When children receive all of their entertainment needs through video games, they develop an increasing craving for immediate gratification through playing. While studies have linked excessive gaming to mental health conditions such as depression, anxiety and social phobia, it has been suggested that too much game playing can be the cause of an underlying mental health issue.
One of the most common statements parents make is: ‘It’s hard to get them off the games. I try but they just get frustrated and I give in.’
And the parents are right. It is a big challenge trying to take the kids away from games because gaming can be very addictive, and as with any addiction, kids will unfortunately have withdrawals, some not always pleasant. As parents, it is our responsibility to ensure they understand and learn how to self-regulate now so that they can take these skills into adulthood.
Depending on the severity of the addiction, it is important that frustrated parents try not to remove their child’s access to gaming devices entirely. Try to help them find a balance between gaming and time spent doing other activities.
Here are some suggestions that could help reduce the amount of time your kids spend playing games.
1. Play a video game with your child You might never have played a video game in your life but give your child’s favourite game a try. That way you will be able to find out if the game is instructive, challenging or beneficial. Once you show a willingness to understand your child, they might just listen to your suggestions.
2. Arrange indoor or outdoor activities Work with your child to come up with some alternative activities. If you are both out of practice check your local community centre or ask online mothers groups. Even look for ways to include your child’s friends. It does not need to be expensive.
3. Acknowledge your child’s offline efforts Tap into your child’s skills and talents such as playing music. Encourage your child to use their skills and praise their hard work as they progress.
4. Have meals as a family Playing video games can be a solitary activity. So, a family meal provides your child with a valuable opportunity to communicate with you. It teaches them to engage with other family members and lifts them from their isolated bubble. Encourage your child to tell you about their gaming accomplishments as well as their interests outside of gaming. Supporting your child to spend less time on games may require more hands-on time from parents.
5. Get ready for impact You have allowed your child to play video games, so expect to see a reaction when you decide to take it away from them. That reaction might be grumpiness or even aggression. This is because games trigger the brain’s reward system, causing increased dopamine levels after a barrage of stimuli is exposed. Not dissimilar to the effect drugs and alcohol has on a person, gaming addiction triggers the impulsive part of the brain, the amygdala-striatal system. An excessive gamer might find real life ‘boring’ in comparison to their fantasy worlds and will demand more gaming time. This is where you need to be firm and stick to your limits and boundaries. Be consistent so that your child knows what to expect. But don’t worry, just because your child might be acting up when you want them to put the game down, it does not necessarily mean they are addicted.
How will I know if excessive gaming is a problem?
If you are concerned about your child, there are usually obvious signs when excessive gaming becomes a problem. These include:
· Obsessive behaviour – Your child will always be preoccupied with returning to the game and display irritability, restlessness and even aggression until they can.

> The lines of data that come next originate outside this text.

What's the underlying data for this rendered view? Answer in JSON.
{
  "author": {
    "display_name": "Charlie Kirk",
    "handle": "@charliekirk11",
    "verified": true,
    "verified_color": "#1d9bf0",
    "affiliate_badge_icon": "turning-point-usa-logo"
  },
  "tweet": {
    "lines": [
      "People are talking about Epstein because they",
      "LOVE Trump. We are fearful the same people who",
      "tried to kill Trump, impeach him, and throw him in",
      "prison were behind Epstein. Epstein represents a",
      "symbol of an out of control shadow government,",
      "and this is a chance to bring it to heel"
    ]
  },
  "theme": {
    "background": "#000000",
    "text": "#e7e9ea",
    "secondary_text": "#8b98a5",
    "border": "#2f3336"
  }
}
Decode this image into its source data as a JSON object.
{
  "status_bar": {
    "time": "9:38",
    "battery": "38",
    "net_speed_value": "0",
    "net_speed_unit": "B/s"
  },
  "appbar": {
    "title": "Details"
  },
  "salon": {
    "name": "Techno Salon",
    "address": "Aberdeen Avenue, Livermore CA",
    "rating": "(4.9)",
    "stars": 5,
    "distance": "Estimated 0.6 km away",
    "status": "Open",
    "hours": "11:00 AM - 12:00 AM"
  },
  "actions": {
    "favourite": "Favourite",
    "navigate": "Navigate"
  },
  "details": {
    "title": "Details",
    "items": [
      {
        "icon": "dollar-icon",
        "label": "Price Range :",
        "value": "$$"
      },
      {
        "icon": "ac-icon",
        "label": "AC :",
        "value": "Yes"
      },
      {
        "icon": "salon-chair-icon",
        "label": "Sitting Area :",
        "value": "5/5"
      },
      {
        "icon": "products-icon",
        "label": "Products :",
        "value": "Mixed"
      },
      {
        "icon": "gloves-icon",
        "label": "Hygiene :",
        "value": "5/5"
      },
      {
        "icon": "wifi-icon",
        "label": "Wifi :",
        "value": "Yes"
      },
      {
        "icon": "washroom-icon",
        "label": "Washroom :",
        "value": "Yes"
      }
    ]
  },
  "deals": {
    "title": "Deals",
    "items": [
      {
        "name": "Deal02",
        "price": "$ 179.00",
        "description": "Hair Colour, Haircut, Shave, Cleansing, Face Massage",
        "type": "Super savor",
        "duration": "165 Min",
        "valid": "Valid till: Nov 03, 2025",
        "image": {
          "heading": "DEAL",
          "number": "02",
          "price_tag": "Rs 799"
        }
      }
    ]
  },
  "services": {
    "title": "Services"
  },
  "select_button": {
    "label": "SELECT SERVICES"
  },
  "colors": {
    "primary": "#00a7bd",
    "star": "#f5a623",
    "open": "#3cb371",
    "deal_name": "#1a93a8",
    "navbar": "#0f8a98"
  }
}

· Lack of sleep – Kids who play excessively often play until the early hours of morning which will result in sleep deprivation. A lack of sleep will affect their attention and learning and cause headaches and fatigue.
· Lack of physical exercise – Kids who are preoccupied with gaming will exercise less.
· Decrease in overall health – Overuse can result in carpal tunnel syndrome, dry eyes, migraine headaches and backaches. Some kids might even neglect their hygiene.
· Decreased interest in school, work and other hobbies – As gaming becomes the sole focus of a child’s life, they begin to neglect school, homework and other hobbies.
When a child loses control over gaming and it interferes with their daily life, this is cause for concern. A gaming addiction could be an indication that your child is experiencing problems or challenges in other areas of their life. They might use technology to avoid uncomfortable feelings such as anxiety. Seeking the help of a professional such a Child Life Coach will help identify if it is a concern and put strategies and give tools to help your child through this.
A child life coach provides support and assistance in all aspects of a child’s life including mental help for kids. In the case of gaming, the coach will work with the parents and child to gauge what concerns they have and will find out what methods have already been tried. The coach will encourage the family to experiment with different approaches to see what works best.
The coach might also point out the positives of gaming (challenging, fun, social skill building) and encourage parents to talk calmly with their child about the pitfalls and benefits of screen time. There might be a discussion around goals and strategies that the family can put in place, so the child develops a healthier attitude towards game playing.
If you are concerned about your child or have a question contact us!